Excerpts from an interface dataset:
###

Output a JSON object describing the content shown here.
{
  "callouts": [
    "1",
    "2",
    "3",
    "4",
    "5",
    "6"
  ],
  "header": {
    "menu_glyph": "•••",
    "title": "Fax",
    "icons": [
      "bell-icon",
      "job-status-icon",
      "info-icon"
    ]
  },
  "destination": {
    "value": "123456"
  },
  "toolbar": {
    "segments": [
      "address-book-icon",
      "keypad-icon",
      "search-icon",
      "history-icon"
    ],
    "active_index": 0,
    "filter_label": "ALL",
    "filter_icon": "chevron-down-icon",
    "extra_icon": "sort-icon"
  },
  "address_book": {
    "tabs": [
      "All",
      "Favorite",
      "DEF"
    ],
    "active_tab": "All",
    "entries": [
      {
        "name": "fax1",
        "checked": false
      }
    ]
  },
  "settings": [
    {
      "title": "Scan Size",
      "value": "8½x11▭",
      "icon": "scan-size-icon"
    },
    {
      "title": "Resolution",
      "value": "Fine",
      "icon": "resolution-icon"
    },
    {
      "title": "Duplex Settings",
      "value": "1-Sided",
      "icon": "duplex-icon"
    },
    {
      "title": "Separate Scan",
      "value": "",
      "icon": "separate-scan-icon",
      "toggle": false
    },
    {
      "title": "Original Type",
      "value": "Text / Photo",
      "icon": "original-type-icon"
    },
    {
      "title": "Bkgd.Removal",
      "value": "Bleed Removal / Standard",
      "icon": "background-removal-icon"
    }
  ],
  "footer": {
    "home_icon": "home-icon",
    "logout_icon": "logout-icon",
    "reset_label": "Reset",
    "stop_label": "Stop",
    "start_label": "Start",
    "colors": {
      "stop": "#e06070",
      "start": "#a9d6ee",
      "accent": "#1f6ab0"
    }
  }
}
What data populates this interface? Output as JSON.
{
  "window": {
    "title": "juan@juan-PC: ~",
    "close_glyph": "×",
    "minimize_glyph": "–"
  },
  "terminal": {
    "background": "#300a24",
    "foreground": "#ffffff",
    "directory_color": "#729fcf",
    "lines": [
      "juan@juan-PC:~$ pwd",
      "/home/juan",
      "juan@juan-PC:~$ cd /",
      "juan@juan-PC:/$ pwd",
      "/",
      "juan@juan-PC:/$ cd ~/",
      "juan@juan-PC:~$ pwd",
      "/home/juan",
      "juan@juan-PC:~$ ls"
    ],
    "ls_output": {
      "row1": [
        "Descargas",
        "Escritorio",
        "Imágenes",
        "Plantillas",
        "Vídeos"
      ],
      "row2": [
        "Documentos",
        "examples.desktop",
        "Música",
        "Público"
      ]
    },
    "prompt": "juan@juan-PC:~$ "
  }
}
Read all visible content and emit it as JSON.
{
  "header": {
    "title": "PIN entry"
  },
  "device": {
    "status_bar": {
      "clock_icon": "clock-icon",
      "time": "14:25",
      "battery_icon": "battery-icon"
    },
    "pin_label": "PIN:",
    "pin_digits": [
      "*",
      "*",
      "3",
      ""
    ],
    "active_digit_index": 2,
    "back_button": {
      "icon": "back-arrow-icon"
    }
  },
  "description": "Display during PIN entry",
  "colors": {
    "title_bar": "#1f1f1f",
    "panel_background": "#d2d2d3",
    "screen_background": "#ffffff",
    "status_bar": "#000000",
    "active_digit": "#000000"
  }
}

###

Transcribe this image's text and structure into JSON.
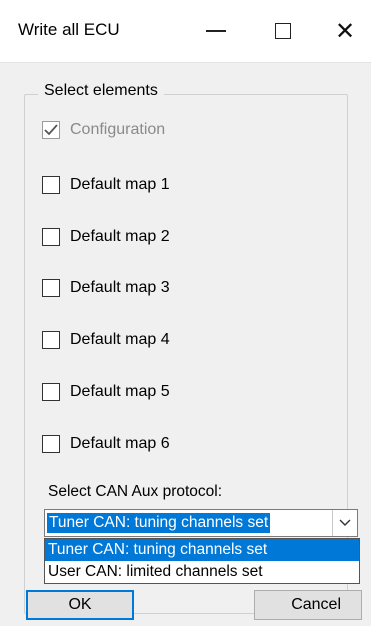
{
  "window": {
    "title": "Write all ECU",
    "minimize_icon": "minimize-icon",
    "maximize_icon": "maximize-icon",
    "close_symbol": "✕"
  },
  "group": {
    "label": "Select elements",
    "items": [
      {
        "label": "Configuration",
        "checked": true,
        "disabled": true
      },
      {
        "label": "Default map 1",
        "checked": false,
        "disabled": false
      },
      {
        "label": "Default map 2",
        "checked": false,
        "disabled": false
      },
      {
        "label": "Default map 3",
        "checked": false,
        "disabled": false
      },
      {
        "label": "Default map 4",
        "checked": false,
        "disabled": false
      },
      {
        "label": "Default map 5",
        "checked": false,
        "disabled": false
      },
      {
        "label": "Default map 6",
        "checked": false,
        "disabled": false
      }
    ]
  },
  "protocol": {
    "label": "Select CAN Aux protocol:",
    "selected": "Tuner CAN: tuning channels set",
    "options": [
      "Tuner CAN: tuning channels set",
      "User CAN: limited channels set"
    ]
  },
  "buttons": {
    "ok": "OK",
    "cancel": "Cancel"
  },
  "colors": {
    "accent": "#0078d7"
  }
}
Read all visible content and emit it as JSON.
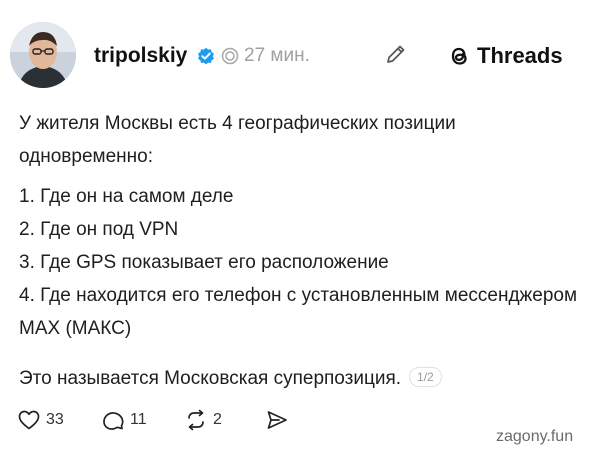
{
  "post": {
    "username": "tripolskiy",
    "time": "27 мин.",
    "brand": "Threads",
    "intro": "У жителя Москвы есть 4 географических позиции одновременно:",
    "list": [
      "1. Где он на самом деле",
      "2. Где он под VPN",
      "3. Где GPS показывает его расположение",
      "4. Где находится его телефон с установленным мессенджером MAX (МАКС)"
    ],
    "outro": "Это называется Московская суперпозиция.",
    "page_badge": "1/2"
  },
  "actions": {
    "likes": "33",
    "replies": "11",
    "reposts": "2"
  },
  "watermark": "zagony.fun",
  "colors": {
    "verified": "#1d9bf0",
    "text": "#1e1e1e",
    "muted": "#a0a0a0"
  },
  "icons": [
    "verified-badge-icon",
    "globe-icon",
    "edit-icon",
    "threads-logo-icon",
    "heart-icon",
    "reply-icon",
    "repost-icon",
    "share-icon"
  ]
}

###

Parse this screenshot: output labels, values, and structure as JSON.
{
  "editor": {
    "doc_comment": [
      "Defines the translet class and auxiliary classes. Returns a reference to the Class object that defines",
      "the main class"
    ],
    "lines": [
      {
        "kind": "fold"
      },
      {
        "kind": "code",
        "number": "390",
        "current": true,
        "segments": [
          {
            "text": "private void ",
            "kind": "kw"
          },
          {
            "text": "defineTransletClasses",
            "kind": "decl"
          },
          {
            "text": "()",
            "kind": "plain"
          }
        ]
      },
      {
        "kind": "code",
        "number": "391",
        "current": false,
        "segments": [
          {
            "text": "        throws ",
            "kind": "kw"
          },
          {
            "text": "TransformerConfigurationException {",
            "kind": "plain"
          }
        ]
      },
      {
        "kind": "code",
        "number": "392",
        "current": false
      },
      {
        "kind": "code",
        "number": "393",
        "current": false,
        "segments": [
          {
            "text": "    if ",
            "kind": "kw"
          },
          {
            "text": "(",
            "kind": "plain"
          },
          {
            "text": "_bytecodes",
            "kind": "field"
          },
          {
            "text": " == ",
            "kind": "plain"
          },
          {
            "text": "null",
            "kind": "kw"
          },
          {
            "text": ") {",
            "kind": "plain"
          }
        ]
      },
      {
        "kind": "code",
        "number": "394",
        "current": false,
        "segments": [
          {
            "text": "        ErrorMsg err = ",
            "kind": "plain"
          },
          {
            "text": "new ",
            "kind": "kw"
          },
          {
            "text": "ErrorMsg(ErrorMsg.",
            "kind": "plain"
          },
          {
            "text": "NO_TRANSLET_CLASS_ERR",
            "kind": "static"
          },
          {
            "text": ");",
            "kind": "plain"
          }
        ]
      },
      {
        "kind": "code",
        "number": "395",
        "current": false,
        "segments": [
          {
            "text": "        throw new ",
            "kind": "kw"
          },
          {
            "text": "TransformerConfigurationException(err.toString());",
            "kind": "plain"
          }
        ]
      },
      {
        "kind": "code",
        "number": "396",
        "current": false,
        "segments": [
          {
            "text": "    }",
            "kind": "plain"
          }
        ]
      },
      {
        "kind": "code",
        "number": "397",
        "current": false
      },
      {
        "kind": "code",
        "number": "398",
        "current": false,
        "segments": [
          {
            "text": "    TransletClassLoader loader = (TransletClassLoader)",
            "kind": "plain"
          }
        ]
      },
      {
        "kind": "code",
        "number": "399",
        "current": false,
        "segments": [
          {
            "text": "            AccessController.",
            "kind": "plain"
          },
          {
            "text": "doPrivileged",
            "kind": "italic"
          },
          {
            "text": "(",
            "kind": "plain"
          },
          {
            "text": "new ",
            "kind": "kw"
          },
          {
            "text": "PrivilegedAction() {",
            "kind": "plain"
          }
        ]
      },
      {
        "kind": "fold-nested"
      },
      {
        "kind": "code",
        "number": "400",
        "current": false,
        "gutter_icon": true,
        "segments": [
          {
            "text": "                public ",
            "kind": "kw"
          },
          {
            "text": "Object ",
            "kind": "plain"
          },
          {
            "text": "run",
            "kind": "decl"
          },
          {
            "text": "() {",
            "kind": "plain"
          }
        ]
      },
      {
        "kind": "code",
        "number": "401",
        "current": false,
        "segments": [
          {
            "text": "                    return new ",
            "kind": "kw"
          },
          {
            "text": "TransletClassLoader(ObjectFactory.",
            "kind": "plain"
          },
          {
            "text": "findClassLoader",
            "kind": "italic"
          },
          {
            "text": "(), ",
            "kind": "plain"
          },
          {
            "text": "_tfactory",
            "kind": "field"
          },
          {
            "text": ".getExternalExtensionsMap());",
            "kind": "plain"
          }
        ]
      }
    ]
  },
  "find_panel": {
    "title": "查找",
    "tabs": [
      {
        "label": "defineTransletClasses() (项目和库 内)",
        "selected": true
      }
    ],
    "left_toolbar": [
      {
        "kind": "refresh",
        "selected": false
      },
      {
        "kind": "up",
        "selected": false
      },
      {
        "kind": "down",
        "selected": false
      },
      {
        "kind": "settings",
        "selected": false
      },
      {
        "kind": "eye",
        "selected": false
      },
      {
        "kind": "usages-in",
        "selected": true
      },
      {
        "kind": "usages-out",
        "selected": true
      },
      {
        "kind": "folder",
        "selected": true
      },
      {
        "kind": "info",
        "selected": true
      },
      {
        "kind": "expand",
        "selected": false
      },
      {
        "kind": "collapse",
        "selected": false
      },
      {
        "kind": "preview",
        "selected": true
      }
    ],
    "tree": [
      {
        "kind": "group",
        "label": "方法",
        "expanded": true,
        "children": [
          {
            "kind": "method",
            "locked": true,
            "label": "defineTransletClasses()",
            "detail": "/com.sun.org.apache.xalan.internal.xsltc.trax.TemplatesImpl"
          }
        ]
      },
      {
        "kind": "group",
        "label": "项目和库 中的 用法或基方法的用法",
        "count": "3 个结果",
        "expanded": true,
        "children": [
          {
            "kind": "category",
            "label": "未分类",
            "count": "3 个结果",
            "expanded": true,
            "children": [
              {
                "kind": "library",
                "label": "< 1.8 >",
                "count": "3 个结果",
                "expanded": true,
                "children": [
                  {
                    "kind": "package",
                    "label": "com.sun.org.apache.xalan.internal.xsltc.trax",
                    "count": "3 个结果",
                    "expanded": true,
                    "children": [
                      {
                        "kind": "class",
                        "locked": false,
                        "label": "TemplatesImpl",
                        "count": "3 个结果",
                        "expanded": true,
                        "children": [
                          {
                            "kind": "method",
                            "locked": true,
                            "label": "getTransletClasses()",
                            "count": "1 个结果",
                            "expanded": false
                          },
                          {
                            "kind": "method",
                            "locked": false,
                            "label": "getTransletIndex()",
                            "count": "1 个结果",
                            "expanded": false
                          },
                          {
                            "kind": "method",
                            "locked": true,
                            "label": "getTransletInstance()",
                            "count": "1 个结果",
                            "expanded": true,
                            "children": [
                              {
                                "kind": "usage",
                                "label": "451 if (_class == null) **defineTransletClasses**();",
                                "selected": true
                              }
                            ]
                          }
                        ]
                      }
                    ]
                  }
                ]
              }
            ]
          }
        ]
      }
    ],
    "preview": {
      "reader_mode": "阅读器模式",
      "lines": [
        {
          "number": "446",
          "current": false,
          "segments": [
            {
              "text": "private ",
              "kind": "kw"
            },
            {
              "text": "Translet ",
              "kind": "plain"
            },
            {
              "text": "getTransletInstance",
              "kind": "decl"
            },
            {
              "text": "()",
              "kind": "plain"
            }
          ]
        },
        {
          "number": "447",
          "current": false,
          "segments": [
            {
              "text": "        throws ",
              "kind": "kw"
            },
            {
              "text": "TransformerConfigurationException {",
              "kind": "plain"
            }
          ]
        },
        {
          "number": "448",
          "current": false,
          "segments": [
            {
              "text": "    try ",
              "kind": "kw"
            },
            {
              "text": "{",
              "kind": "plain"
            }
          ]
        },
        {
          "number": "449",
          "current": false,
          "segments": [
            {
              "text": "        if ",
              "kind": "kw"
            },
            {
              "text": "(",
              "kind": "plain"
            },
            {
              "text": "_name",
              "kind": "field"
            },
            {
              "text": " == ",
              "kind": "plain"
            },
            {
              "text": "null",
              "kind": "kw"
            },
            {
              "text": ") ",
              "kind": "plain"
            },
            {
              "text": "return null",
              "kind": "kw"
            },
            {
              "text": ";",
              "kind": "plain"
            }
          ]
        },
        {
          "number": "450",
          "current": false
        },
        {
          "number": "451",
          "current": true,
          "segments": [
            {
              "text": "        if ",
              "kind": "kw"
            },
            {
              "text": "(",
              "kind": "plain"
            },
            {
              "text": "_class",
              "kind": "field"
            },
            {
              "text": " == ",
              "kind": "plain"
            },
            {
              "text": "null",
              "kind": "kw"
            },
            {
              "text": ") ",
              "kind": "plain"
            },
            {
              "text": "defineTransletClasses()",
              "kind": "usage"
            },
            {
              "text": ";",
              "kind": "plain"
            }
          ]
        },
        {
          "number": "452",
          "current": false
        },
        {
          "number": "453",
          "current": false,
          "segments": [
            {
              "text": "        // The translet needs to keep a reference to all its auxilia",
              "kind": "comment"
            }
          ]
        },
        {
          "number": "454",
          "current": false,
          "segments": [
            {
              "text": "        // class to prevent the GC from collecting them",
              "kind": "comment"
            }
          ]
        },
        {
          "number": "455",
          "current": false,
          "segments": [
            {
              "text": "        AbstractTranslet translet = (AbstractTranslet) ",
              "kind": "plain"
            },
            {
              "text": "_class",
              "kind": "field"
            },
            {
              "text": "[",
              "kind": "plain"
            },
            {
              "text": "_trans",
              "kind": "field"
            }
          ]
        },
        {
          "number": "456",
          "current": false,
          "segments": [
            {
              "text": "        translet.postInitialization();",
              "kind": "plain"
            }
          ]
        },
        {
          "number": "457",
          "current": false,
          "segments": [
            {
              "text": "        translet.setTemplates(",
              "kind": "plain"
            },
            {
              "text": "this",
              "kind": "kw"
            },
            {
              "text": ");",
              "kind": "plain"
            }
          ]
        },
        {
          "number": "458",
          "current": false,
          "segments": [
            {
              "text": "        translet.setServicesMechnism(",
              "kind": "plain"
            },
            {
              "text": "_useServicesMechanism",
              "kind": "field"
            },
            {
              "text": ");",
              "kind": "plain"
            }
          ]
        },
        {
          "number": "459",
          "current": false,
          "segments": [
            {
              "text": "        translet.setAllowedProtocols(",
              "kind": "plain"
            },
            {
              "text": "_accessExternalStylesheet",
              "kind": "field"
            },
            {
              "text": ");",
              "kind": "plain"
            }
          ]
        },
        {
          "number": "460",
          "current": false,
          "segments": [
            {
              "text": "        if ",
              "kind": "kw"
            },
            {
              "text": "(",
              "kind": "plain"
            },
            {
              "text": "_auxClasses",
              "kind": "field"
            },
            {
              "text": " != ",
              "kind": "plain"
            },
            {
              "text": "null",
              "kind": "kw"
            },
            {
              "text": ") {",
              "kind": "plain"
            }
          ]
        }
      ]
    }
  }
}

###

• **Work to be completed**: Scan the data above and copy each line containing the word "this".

• **Your solution**:
What data populates this interface? Output as JSON.
Transcribe this image's text and structure into JSON.
Parse this screenshot: output labels, values, and structure as JSON.
              "text": "this",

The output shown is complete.